Evaluating and Controlling Exposure

Evaluating Exposure

Determinations of employee exposure shall be made from breathing zone air samples that are representative of the 8-hour TWA and 30-minute short-term exposures of each employee.

Medical surveillance

Medical surveillance guidance is provided in the following appendices to the OSHA Standards:

Exposure monitoring

Exposure monitoring samples must be analyzed by Phase Contrast Microscopy (PCM) for OSHA purposes. PCM methods accurately assess fiber exposure levels, but PCM can not differentiate between asbestos and non-asbestos fibers. Transmission Electron Microscopy (TEM) methods may be used to identify fibers, but may not be used to quantify air concentrations for occupational exposure.

Analytical Methods


OSHA has developed and validated methods for use by the Salt Lake Technical Center (SLTC) laboratory. The following method has been adopted by many laboratories for the analysis of chemical compounds. Exposures should be evaluated with standard total dust sampling techniques for comparison to the OSHA permissible exposure limits (PEL).

National Institute for Occupational Safety and Health (NIOSH)

Bulk sample analysis

Bulk sample analysis should be done by Polarized Light Microscopy (PLM). Bulk analysis results will likely apply to both OSHA and EPA regulations.


Controlling Exposure
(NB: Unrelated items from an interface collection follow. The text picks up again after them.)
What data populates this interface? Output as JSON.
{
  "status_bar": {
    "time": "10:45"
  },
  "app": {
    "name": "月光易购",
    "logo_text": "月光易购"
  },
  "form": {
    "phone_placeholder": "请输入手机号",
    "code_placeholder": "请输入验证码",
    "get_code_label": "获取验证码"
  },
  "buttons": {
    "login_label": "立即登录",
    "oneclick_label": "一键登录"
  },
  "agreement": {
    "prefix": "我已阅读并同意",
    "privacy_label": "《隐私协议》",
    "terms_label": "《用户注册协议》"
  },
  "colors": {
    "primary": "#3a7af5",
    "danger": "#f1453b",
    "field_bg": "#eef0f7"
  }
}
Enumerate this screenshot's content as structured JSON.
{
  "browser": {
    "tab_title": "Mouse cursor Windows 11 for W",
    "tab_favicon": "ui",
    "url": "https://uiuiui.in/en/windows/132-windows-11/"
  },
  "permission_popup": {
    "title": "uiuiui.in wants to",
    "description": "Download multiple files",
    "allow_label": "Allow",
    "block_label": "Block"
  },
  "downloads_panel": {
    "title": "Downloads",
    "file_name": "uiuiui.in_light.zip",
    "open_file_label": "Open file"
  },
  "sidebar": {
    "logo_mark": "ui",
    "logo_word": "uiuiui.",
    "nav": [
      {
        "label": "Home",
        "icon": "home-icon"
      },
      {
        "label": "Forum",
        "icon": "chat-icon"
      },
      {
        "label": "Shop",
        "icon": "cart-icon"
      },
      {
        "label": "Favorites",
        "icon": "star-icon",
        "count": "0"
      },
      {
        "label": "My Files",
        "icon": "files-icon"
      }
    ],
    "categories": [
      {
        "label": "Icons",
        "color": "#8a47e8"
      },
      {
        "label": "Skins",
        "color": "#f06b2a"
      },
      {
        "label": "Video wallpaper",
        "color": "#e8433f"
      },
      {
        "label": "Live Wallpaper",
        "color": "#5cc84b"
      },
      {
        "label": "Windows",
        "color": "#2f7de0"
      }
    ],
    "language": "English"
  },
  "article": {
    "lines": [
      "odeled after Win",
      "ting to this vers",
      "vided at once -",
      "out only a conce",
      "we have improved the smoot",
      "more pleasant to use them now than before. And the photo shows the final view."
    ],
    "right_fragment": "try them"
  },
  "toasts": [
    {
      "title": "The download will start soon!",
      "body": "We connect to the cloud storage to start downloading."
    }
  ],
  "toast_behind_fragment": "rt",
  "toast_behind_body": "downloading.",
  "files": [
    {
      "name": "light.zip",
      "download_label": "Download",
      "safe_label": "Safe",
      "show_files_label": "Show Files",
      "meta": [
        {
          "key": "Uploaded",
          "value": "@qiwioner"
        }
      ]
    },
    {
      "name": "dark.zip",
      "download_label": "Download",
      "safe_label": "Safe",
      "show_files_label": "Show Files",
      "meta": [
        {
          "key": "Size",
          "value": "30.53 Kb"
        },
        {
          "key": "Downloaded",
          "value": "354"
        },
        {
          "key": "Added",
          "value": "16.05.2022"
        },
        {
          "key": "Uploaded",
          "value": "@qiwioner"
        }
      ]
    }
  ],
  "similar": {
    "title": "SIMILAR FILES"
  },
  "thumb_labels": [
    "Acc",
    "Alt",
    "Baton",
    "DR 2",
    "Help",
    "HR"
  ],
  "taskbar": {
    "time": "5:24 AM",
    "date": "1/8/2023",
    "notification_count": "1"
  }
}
Controlling the exposure to asbestos can be done through engineering controls, administrative actions, and personal protective equipment (PPE). Engineering controls include such things as isolating the source and using ventilation systems. Administrative actions include limiting the workers exposure time and providing showers. Personal protective equipment include wearing the proper respiratory protection and clothing. The following resources contain information to help control asbestos exposures.

  • NIOSH Pocket Guide to Chemical Hazards. U.S. Department of Health and Human Services (DHHS), National Institute for Occupational Safety and Health (NIOSH) Publication No. 2005-149, (September 2007). Provides a physical description, exposure limits, measurement method, personal protection and sanitation, first aid, respirator recommendations, exposure routes, symptoms, target organs, and cancer sites.
  • Occupational Health Guidelines for Chemical Hazards. U.S. Department of Health and Human Services (DHHS), National Institute for Occupational Safety and Health (NIOSH) Publication No. 81-123, (January 1981). Contains information on identification, physical and chemical properties, health hazards, exposure limits, exposure sources and control methods, monitoring, personal hygiene, storage, spills and leaks, and personal protective equipment


Precautions to prevent exposure to asbestos in friction products (brakes and clutches).


Operations and maintenance (O&M) practices are used to control hazards of asbestos.


  • Applicability Determination Index (ADI). Environmental Protection Agency (EPA). Enables the user to query the database of National Emissions Standards for Hazardous Air Pollutants (NESHAP) which includes "regulatory interpretations". Enter keyword "Asbestos".
  • Protect Your Family. Environmental Protection Agency (EPA). Provides EPA guidance for home owners and their families.